%%
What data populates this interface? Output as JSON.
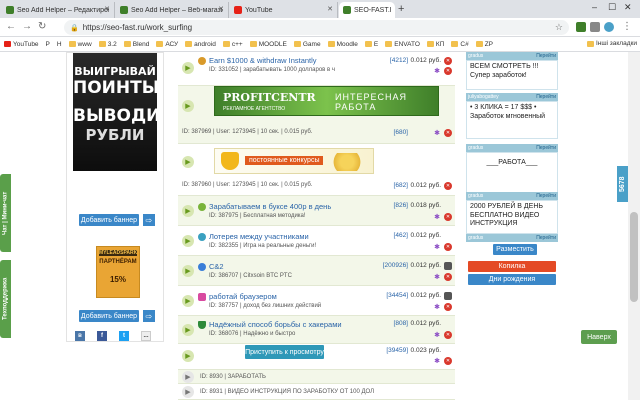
{
  "browser": {
    "tabs": [
      {
        "title": "Seo Add Helper – Редактировать",
        "active": false,
        "color": "#3f7f2a"
      },
      {
        "title": "Seo Add Helper – Веб-магазин C…",
        "active": false,
        "color": "#3f7f2a"
      },
      {
        "title": "YouTube",
        "active": false,
        "color": "#e62117"
      },
      {
        "title": "SEO-FAST.RU",
        "active": true,
        "color": "#3f7f2a"
      }
    ],
    "new_tab": "+",
    "url": "https://seo-fast.ru/work_surfing",
    "bookmarks": [
      "YouTube",
      "P",
      "H",
      "www",
      "3.2",
      "Blend",
      "АСУ",
      "android",
      "c++",
      "MOODLE",
      "Game",
      "Moodle",
      "E",
      "ENVATO",
      "КП",
      "C#",
      "ZP"
    ],
    "bookmarks_right": "Інші закладки"
  },
  "left": {
    "banner_lines": [
      "ВЫИГРЫВАЙ",
      "ПОИНТЫ",
      "ВЫВОДИ",
      "РУБЛИ"
    ],
    "add_banner_label": "Добавить баннер",
    "arrow": "⇨",
    "partner_top": "MYLEADSPARK",
    "partner_main": "ПАРТНЁРАМ",
    "partner_pct": "15%",
    "add_banner_label2": "Добавить баннер",
    "social_more": "..."
  },
  "sidetabs": {
    "chat": "Чат | Мини-чат",
    "support": "Техподдержка"
  },
  "tasks": [
    {
      "title": "Earn $1000 & withdraw Instantly",
      "desc": "ID: 331052 | зарабатывать 1000 долларов в ч",
      "count": "[4212]",
      "price": "0.012 руб."
    },
    {
      "title": "",
      "desc": "ID: 387969 | User: 1273945 | 10 сек. | 0.015 руб.",
      "count": "[680]",
      "price": ""
    },
    {
      "title": "",
      "desc": "ID: 387960 | User: 1273945 | 10 сек. | 0.015 руб.",
      "count": "[682]",
      "price": "0.012 руб."
    },
    {
      "title": "Зарабатываем в буксе 400р в день",
      "desc": "ID: 387975 | Бесплатная методика!",
      "count": "[826]",
      "price": "0.018 руб."
    },
    {
      "title": "Лотерея между участниками",
      "desc": "ID: 382355 | Игра на реальные деньги!",
      "count": "[462]",
      "price": "0.012 руб."
    },
    {
      "title": "C&2",
      "desc": "ID: 386707 | Citxsoin BTC PTC",
      "count": "[200926]",
      "price": "0.012 руб."
    },
    {
      "title": "работай браузером",
      "desc": "ID: 387757 | доход без лишних действий",
      "count": "[34454]",
      "price": "0.012 руб."
    },
    {
      "title": "Надёжный способ борьбы с хакерами",
      "desc": "ID: 368076 | Надёжно и быстро",
      "count": "[808]",
      "price": "0.012 руб."
    },
    {
      "title": "",
      "desc": "",
      "count": "[39459]",
      "price": "0.023 руб."
    },
    {
      "title": "",
      "desc": "ID: 8930 | ЗАРАБОТАТЬ",
      "count": "",
      "price": ""
    },
    {
      "title": "",
      "desc": "ID: 8931 | ВИДЕО ИНСТРУКЦИЯ ПО ЗАРАБОТКУ ОТ 100 ДОЛ",
      "count": "",
      "price": ""
    }
  ],
  "banner1": {
    "left": "PROFITCENTR",
    "left_sub": "РЕКЛАМНОЕ АГЕНТСТВО",
    "right": "ИНТЕРЕСНАЯ РАБОТА"
  },
  "banner2": {
    "label": "постоянные конкурсы"
  },
  "start_button": "Приступить к просмотру",
  "right": {
    "blocks": [
      {
        "user": "gradus",
        "go": "Перейти",
        "text": "ВСЕМ СМОТРЕТЬ !!! Супер заработок!"
      },
      {
        "user": "juliyabogattey",
        "go": "Перейти",
        "text": "• 3 КЛИКА = 17 $$$ • Заработок мгновенный"
      },
      {
        "user": "gradus",
        "go": "Перейти",
        "text": "___РАБОТА___"
      },
      {
        "user": "gradus",
        "go": "Перейти",
        "text": "2000 РУБЛЕЙ В ДЕНЬ БЕСПЛАТНО ВИДЕО ИНСТРУКЦИЯ"
      },
      {
        "user": "gradus",
        "go": "Перейти",
        "text": ""
      }
    ],
    "place_button": "Разместить",
    "piggy_button": "Копилка",
    "birthday_button": "Дни рождения"
  },
  "counter": "5678",
  "up_button": "Наверх",
  "colors": {
    "accent_green": "#5d9e4f",
    "link_blue": "#2a64a8",
    "button_blue": "#3a87c8",
    "danger_red": "#d9382c"
  }
}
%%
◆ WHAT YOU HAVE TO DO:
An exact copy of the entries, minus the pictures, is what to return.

◆ OUTPUT OF THE TASK:
What data populates this interface? Output as JSON.
{
  "browser": {
    "tabs": [
      {
        "title": "Seo Add Helper – Редактировать",
        "active": false,
        "color": "#3f7f2a"
      },
      {
        "title": "Seo Add Helper – Веб-магазин C…",
        "active": false,
        "color": "#3f7f2a"
      },
      {
        "title": "YouTube",
        "active": false,
        "color": "#e62117"
      },
      {
        "title": "SEO-FAST.RU",
        "active": true,
        "color": "#3f7f2a"
      }
    ],
    "new_tab": "+",
    "url": "https://seo-fast.ru/work_surfing",
    "bookmarks": [
      "YouTube",
      "P",
      "H",
      "www",
      "3.2",
      "Blend",
      "АСУ",
      "android",
      "c++",
      "MOODLE",
      "Game",
      "Moodle",
      "E",
      "ENVATO",
      "КП",
      "C#",
      "ZP"
    ],
    "bookmarks_right": "Інші закладки"
  },
  "left": {
    "banner_lines": [
      "ВЫИГРЫВАЙ",
      "ПОИНТЫ",
      "ВЫВОДИ",
      "РУБЛИ"
    ],
    "add_banner_label": "Добавить баннер",
    "arrow": "⇨",
    "partner_top": "MYLEADSPARK",
    "partner_main": "ПАРТНЁРАМ",
    "partner_pct": "15%",
    "add_banner_label2": "Добавить баннер",
    "social_more": "..."
  },
  "sidetabs": {
    "chat": "Чат | Мини-чат",
    "support": "Техподдержка"
  },
  "tasks": [
    {
      "title": "Earn $1000 & withdraw Instantly",
      "desc": "ID: 331052 | зарабатывать 1000 долларов в ч",
      "count": "[4212]",
      "price": "0.012 руб."
    },
    {
      "title": "",
      "desc": "ID: 387969 | User: 1273945 | 10 сек. | 0.015 руб.",
      "count": "[680]",
      "price": ""
    },
    {
      "title": "",
      "desc": "ID: 387960 | User: 1273945 | 10 сек. | 0.015 руб.",
      "count": "[682]",
      "price": "0.012 руб."
    },
    {
      "title": "Зарабатываем в буксе 400р в день",
      "desc": "ID: 387975 | Бесплатная методика!",
      "count": "[826]",
      "price": "0.018 руб."
    },
    {
      "title": "Лотерея между участниками",
      "desc": "ID: 382355 | Игра на реальные деньги!",
      "count": "[462]",
      "price": "0.012 руб."
    },
    {
      "title": "C&2",
      "desc": "ID: 386707 | Citxsoin BTC PTC",
      "count": "[200926]",
      "price": "0.012 руб."
    },
    {
      "title": "работай браузером",
      "desc": "ID: 387757 | доход без лишних действий",
      "count": "[34454]",
      "price": "0.012 руб."
    },
    {
      "title": "Надёжный способ борьбы с хакерами",
      "desc": "ID: 368076 | Надёжно и быстро",
      "count": "[808]",
      "price": "0.012 руб."
    },
    {
      "title": "",
      "desc": "",
      "count": "[39459]",
      "price": "0.023 руб."
    },
    {
      "title": "",
      "desc": "ID: 8930 | ЗАРАБОТАТЬ",
      "count": "",
      "price": ""
    },
    {
      "title": "",
      "desc": "ID: 8931 | ВИДЕО ИНСТРУКЦИЯ ПО ЗАРАБОТКУ ОТ 100 ДОЛ",
      "count": "",
      "price": ""
    }
  ],
  "banner1": {
    "left": "PROFITCENTR",
    "left_sub": "РЕКЛАМНОЕ АГЕНТСТВО",
    "right": "ИНТЕРЕСНАЯ РАБОТА"
  },
  "banner2": {
    "label": "постоянные конкурсы"
  },
  "start_button": "Приступить к просмотру",
  "right": {
    "blocks": [
      {
        "user": "gradus",
        "go": "Перейти",
        "text": "ВСЕМ СМОТРЕТЬ !!! Супер заработок!"
      },
      {
        "user": "juliyabogattey",
        "go": "Перейти",
        "text": "• 3 КЛИКА = 17 $$$ • Заработок мгновенный"
      },
      {
        "user": "gradus",
        "go": "Перейти",
        "text": "___РАБОТА___"
      },
      {
        "user": "gradus",
        "go": "Перейти",
        "text": "2000 РУБЛЕЙ В ДЕНЬ БЕСПЛАТНО ВИДЕО ИНСТРУКЦИЯ"
      },
      {
        "user": "gradus",
        "go": "Перейти",
        "text": ""
      }
    ],
    "place_button": "Разместить",
    "piggy_button": "Копилка",
    "birthday_button": "Дни рождения"
  },
  "counter": "5678",
  "up_button": "Наверх",
  "colors": {
    "accent_green": "#5d9e4f",
    "link_blue": "#2a64a8",
    "button_blue": "#3a87c8",
    "danger_red": "#d9382c"
  }
}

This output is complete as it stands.